"When I go to the range, things are still the same," Woods said. "The only way David has made my life easier is in not having to do a mandatory press conference every week."
That was not an option this week for the 1997 Masters champion and the first question was how it felt "to be Avis, number two". Having spent more than half his short, 31-month professional career as the world's best player, it is ironic that his first appearance as the No 2 for almost a year should be at the venue where Woods appeared to have turned the sport into a one-man show two years ago.
Woods' 12-stroke victory at Augusta was his fifth of a seven-month pro career. But in the last 18 months, he has won just twice in America to Duval's 11 victories. His win at The Players' Championship two weeks ago meant the world rankings finally reflected what everyone else in golf thought. "I knew the points were going to stack up for David sooner or later," Woods said.
But Woods, 23, was not about to admit the man four years his senior was the best player. "He is playing better," Woods said. "I like my chances. It's all cyclical. Everybody is going to have their run, and I had mine. David's having his, and it's all part of the game. I think it's a good motivation for me that he is playing extremely well, but you can't get caught up in that.

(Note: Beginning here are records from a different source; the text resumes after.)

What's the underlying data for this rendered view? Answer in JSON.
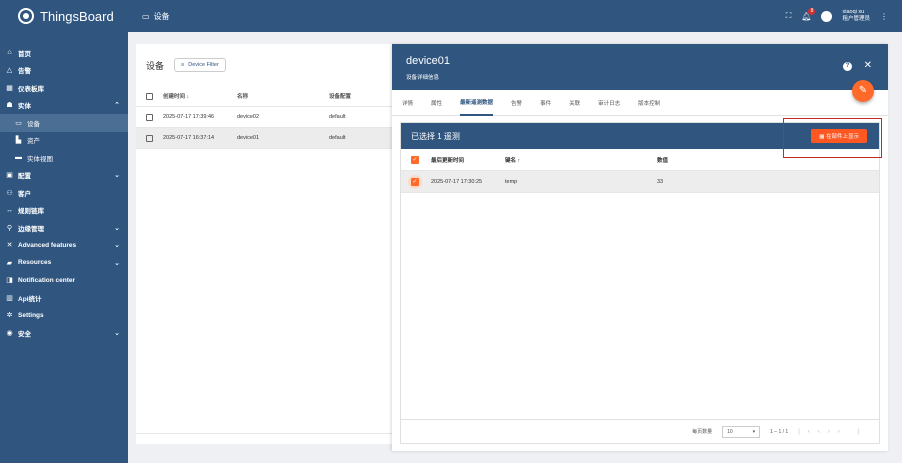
{
  "app": {
    "name": "ThingsBoard"
  },
  "topbar": {
    "title": "设备",
    "notification_count": "8",
    "user_name": "xiaoqi xu",
    "user_role": "租户管理员"
  },
  "nav": [
    {
      "label": "首页",
      "icon": "home-icon"
    },
    {
      "label": "告警",
      "icon": "warning-icon"
    },
    {
      "label": "仪表板库",
      "icon": "dashboard-icon"
    },
    {
      "label": "实体",
      "icon": "entities-icon"
    },
    {
      "label": "设备",
      "icon": "device-icon"
    },
    {
      "label": "资产",
      "icon": "asset-icon"
    },
    {
      "label": "实体视图",
      "icon": "entity-view-icon"
    },
    {
      "label": "配置",
      "icon": "profiles-icon"
    },
    {
      "label": "客户",
      "icon": "customers-icon"
    },
    {
      "label": "规则链库",
      "icon": "rule-chain-icon"
    },
    {
      "label": "边缘管理",
      "icon": "edge-icon"
    },
    {
      "label": "Advanced features",
      "icon": "advanced-icon"
    },
    {
      "label": "Resources",
      "icon": "resources-icon"
    },
    {
      "label": "Notification center",
      "icon": "notification-icon"
    },
    {
      "label": "Api统计",
      "icon": "api-icon"
    },
    {
      "label": "Settings",
      "icon": "settings-icon"
    },
    {
      "label": "安全",
      "icon": "security-icon"
    }
  ],
  "device_list": {
    "title": "设备",
    "filter_label": "Device Filter",
    "columns": [
      "创建时间 ↓",
      "名称",
      "设备配置"
    ],
    "rows": [
      {
        "time": "2025-07-17 17:39:46",
        "name": "device02",
        "profile": "default"
      },
      {
        "time": "2025-07-17 16:37:14",
        "name": "device01",
        "profile": "default"
      }
    ]
  },
  "details": {
    "name": "device01",
    "subtitle": "设备详细信息",
    "tabs": [
      "详情",
      "属性",
      "最新遥测数据",
      "告警",
      "事件",
      "关联",
      "审计日志",
      "版本控制"
    ],
    "selection_text": "已选择 1 遥测",
    "show_widget_label": "在部件上显示",
    "columns": [
      "最后更新时间",
      "键名 ↑",
      "数值"
    ],
    "rows": [
      {
        "time": "2025-07-17 17:30:25",
        "key": "temp",
        "value": "33"
      }
    ],
    "pager": {
      "per_page_label": "每页数量",
      "per_page": "10",
      "range": "1 – 1 / 1"
    }
  }
}
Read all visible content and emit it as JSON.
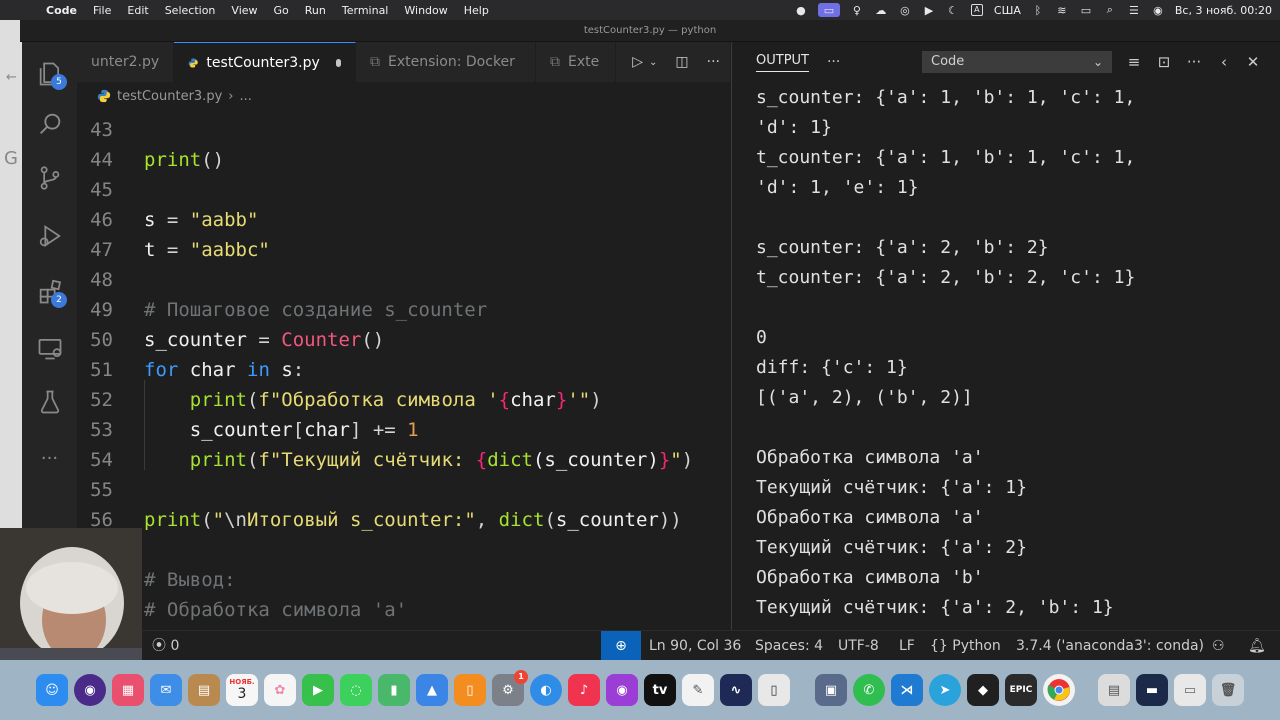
{
  "menubar": {
    "app_name": "Code",
    "items": [
      "File",
      "Edit",
      "Selection",
      "View",
      "Go",
      "Run",
      "Terminal",
      "Window",
      "Help"
    ],
    "keyboard_layout": "США",
    "keyboard_badge": "A",
    "datetime": "Вс, 3 нояб. 00:20"
  },
  "window": {
    "title": "testCounter3.py — python"
  },
  "activity_bar": {
    "explorer_badge": "5",
    "extensions_badge": "2"
  },
  "editor": {
    "tabs": [
      {
        "label": "unter2.py",
        "active": false
      },
      {
        "label": "testCounter3.py",
        "active": true
      },
      {
        "label": "Extension: Docker",
        "active": false
      },
      {
        "label": "Exte",
        "active": false
      }
    ],
    "breadcrumb": {
      "file": "testCounter3.py",
      "more": "..."
    },
    "lines": [
      {
        "num": "43",
        "text": ""
      },
      {
        "num": "44",
        "text": "print()"
      },
      {
        "num": "45",
        "text": ""
      },
      {
        "num": "46",
        "text": "s = \"aabb\""
      },
      {
        "num": "47",
        "text": "t = \"aabbc\""
      },
      {
        "num": "48",
        "text": ""
      },
      {
        "num": "49",
        "text": "# Пошаговое создание s_counter"
      },
      {
        "num": "50",
        "text": "s_counter = Counter()"
      },
      {
        "num": "51",
        "text": "for char in s:"
      },
      {
        "num": "52",
        "text": "    print(f\"Обработка символа '{char}'\")"
      },
      {
        "num": "53",
        "text": "    s_counter[char] += 1"
      },
      {
        "num": "54",
        "text": "    print(f\"Текущий счётчик: {dict(s_counter)}\")"
      },
      {
        "num": "55",
        "text": ""
      },
      {
        "num": "56",
        "text": "print(\"\\nИтоговый s_counter:\", dict(s_counter))"
      },
      {
        "num": "",
        "text": ""
      },
      {
        "num": "",
        "text": "# Вывод:"
      },
      {
        "num": "",
        "text": "# Обработка символа 'a'"
      }
    ]
  },
  "output": {
    "title": "OUTPUT",
    "more": "···",
    "channel": "Code",
    "lines": [
      "s_counter: {'a': 1, 'b': 1, 'c': 1,",
      "'d': 1}",
      "t_counter: {'a': 1, 'b': 1, 'c': 1,",
      "'d': 1, 'e': 1}",
      "",
      "s_counter: {'a': 2, 'b': 2}",
      "t_counter: {'a': 2, 'b': 2, 'c': 1}",
      "",
      "0",
      "diff: {'c': 1}",
      "[('a', 2), ('b', 2)]",
      "",
      "Обработка символа 'a'",
      "Текущий счётчик: {'a': 1}",
      "Обработка символа 'a'",
      "Текущий счётчик: {'a': 2}",
      "Обработка символа 'b'",
      "Текущий счётчик: {'a': 2, 'b': 1}"
    ]
  },
  "statusbar": {
    "ports": "0",
    "position": "Ln 90, Col 36",
    "spaces": "Spaces: 4",
    "encoding": "UTF-8",
    "eol": "LF",
    "language": "Python",
    "interpreter": "3.7.4 ('anaconda3': conda)"
  },
  "dock": {
    "calendar_month": "НОЯБ.",
    "calendar_day": "3",
    "badge_count": "1",
    "epic_label": "EPIC"
  },
  "colors": {
    "accent": "#3794ff",
    "statusbar_highlight": "#0a63b8",
    "badge": "#3b7ad9"
  }
}
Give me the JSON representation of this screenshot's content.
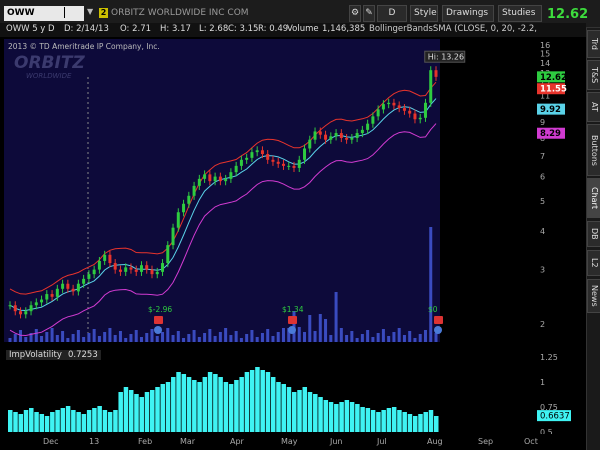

"I have to try to improve my game if I'm No 1 or if I'm missing the cut. And I have been getting better. I've just not been able to get as many wins or play the shots down the stretch."
While Duval was winning his second tournament in a row last week, Woods was at home, away from the attention, and preparing with his usual intensity. In the last two years the winner of Woods's warm-up match against Mark O'Meara at their base in Orlando has also won at Augusta. According to Woods, the match did not happen because O'Meara was unwell.
But according to O'Meara, who last night served up sushi and fajitas at the past champions' dinner, there is more to the story. "We did play 18 holes last Thursday and I clipped him," O'Meara said. "I shot 31 on the back nine and holed a bunker shot at 17. He can't deny that, but I did let him win the money back on the putting green.
"But our real match was going to be on Friday and Tiger was all fired up. He wanted revenge but we didn't have the match we wanted. He birdied the first three holes and then we got to the fourth tee and there were two groups on the hole, so we said: `Forget it'."
O'Meara, better than anyone else, knows what losing the No 1 ranking meant to Woods. "Does it bother him? Probably, yes. He wants to be the man. David wants to be the man. That's good for golf. I think Tiger wants to get that No 1 ranking back."
The so-called attempts to "Tigerproof" Augusta National will have little effect on Woods himself. For instance, moving back the tee at 17 to bring the Eisenhower tree more into play will not bother him. While other will have to go round, he still goes over it. "It is a huge advantage to the longer hitters," O'Meara said.
Woods said he is close to recapturing the width in his backswing he had when winning two years ago. "In 1997, I was able to drive the ball very long, obviously, but I was also able to position the ball on the left or the right of the fairway to attack the pin positions I wanted to and use the slopes as they were designed to be used," he explained.
That win means Woods is one up on Duval where it matters, in majors wins. "It helps knowing you have done it before, you've fended off the best players in the world and won a major. That gives you confidence down the stretch when you are a little nervous, your hands sweating and your eyeballs are beating."
The back nine on Sunday is, Woods said, a darker place than people realise. "I think there's gamesmanship being played every week. Guys pull things the public don't hear or don't see. Sam Snead told me he used to cough on guys' backswings. You know, Seve tends to get a little sore throat every once in a while. It's part of the game."Reuse content